The new zone, called the Beacon Schools Network Innovation Zone, will have a five-member board of directors that includes one current parent, two former parents, and two community members whose professional work is related to education.

The zone will also have a teacher council and a parent council that will provide feedback to its board but whose members won’t be able to vote on decisions.

Some Denver school board members questioned the makeup of the zone’s board.

“I’m wondering about what kinds of steps you’re going to take to ensure there is a greater representation of people who live and reside in southwest Denver,” where Kepner Beacon is located, asked school board member Angela Cobián, who represents the region. She also asked about a greater representation of current parents on the board.

Alex Magaña, who serves as executive principal over the Beacon schools and will lead the new zone, said he expects the board to expand to seven members within a year. He also said the parent council will play a key role even if its members can’t vote.

“The parent council is a strong influence,” he said. “If the parent council is not happy, that’s going to be impacting both of the schools. I don’t want to undersell that.”

Other Denver school board members questioned the zone’s finances and how dependent it would be on fundraising. A district summary of the zone’s application notes that the zone’s budget relies on $1.68 million in foundation revenue over the next 5½ years.

Magaña said the zone would eventually seek to expand to four schools, which would make it more financially stable. As for philanthropic dollars, he said the zone would work to ensure any loss of revenue doesn’t hurt the schools’ unique programs or enrichment.

“I can’t emphasize enough that it won’t impact the schools,” he said.
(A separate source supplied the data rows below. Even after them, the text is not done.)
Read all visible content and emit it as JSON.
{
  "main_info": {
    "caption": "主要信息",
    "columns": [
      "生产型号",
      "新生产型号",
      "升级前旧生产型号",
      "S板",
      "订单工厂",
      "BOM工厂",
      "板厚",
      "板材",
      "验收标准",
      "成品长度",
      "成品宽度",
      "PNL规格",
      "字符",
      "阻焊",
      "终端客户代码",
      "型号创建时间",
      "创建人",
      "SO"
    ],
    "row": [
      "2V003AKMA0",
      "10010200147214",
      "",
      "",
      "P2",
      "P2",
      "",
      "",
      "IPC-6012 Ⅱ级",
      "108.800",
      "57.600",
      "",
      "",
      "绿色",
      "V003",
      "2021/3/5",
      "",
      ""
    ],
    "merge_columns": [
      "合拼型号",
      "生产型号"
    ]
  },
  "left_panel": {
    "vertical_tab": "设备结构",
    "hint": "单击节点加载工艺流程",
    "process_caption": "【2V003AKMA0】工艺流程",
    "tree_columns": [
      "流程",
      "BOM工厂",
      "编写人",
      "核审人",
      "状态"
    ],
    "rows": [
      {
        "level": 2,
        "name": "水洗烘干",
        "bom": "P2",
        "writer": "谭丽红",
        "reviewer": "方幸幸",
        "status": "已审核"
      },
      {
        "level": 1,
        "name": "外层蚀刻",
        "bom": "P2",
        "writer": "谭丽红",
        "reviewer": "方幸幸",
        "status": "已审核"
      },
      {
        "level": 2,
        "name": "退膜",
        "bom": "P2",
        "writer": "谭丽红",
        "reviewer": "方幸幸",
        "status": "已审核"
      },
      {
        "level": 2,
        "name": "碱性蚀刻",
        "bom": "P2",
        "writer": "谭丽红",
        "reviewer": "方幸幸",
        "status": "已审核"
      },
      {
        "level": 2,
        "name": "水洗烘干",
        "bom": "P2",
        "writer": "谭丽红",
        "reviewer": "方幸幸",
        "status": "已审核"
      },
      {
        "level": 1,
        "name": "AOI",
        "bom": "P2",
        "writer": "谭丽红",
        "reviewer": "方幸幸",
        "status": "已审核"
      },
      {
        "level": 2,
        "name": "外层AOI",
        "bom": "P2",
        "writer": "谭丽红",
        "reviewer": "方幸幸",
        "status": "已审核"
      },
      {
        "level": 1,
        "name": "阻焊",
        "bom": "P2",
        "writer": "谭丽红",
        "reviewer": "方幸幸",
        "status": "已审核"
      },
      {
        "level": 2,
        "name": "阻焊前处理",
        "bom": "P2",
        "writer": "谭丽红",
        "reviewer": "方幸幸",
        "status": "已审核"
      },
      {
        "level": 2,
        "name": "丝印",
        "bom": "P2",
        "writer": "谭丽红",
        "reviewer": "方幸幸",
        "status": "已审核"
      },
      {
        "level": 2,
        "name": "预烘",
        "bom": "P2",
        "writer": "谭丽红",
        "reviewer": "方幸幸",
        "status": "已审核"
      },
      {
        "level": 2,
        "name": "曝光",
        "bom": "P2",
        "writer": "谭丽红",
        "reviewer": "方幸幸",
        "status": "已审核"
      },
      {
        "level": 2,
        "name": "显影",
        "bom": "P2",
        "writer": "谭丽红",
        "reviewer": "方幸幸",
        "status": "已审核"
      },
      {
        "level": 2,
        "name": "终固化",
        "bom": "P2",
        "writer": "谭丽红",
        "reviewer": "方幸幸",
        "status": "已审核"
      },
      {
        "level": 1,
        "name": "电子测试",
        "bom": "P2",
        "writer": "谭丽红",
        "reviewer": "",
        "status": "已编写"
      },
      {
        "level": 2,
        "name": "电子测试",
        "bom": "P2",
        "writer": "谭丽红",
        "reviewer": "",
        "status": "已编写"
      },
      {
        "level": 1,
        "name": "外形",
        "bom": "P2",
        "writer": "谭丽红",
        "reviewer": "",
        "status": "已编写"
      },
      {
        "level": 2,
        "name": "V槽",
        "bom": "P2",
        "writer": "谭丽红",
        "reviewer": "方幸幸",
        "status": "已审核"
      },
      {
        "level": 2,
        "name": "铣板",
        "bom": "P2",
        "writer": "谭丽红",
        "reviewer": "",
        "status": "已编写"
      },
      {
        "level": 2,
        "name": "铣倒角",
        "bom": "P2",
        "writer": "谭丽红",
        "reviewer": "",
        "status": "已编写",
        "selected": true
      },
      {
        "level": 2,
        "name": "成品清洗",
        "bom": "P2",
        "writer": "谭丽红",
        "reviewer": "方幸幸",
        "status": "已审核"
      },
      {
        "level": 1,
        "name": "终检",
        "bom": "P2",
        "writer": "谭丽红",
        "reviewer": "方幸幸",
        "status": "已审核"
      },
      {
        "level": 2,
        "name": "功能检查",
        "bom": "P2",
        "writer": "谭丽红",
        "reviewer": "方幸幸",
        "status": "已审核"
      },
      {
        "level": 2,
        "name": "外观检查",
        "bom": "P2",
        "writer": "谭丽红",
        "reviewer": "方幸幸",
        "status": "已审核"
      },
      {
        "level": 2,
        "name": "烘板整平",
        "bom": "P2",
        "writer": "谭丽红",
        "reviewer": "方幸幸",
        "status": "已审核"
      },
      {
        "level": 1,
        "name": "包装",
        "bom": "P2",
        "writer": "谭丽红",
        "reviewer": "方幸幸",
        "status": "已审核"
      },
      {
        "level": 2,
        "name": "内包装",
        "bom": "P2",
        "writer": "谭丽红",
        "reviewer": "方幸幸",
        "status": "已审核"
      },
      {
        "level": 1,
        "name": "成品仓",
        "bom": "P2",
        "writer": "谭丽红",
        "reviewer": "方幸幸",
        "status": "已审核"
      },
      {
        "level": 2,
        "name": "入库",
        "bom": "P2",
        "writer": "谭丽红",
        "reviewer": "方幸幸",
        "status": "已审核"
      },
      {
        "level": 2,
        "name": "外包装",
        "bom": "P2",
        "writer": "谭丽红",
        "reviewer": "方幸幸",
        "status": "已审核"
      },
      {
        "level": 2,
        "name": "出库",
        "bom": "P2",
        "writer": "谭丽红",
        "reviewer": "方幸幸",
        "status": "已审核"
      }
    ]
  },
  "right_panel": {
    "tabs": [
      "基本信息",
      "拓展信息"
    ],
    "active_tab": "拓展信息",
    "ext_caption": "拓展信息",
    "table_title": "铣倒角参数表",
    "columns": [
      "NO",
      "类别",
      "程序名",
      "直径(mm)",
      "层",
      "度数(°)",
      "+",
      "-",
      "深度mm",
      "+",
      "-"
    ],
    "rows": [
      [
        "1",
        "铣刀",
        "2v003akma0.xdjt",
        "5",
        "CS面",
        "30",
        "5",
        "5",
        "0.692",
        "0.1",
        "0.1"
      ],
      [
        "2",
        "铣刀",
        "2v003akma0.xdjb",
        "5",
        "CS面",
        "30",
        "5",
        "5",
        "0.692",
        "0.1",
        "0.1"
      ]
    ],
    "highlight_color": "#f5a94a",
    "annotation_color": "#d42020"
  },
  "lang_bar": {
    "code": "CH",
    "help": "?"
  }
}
Ultimately, Denver school board members said they have confidence in the Beacon model and look forward to seeing what its leaders do with their increased autonomy.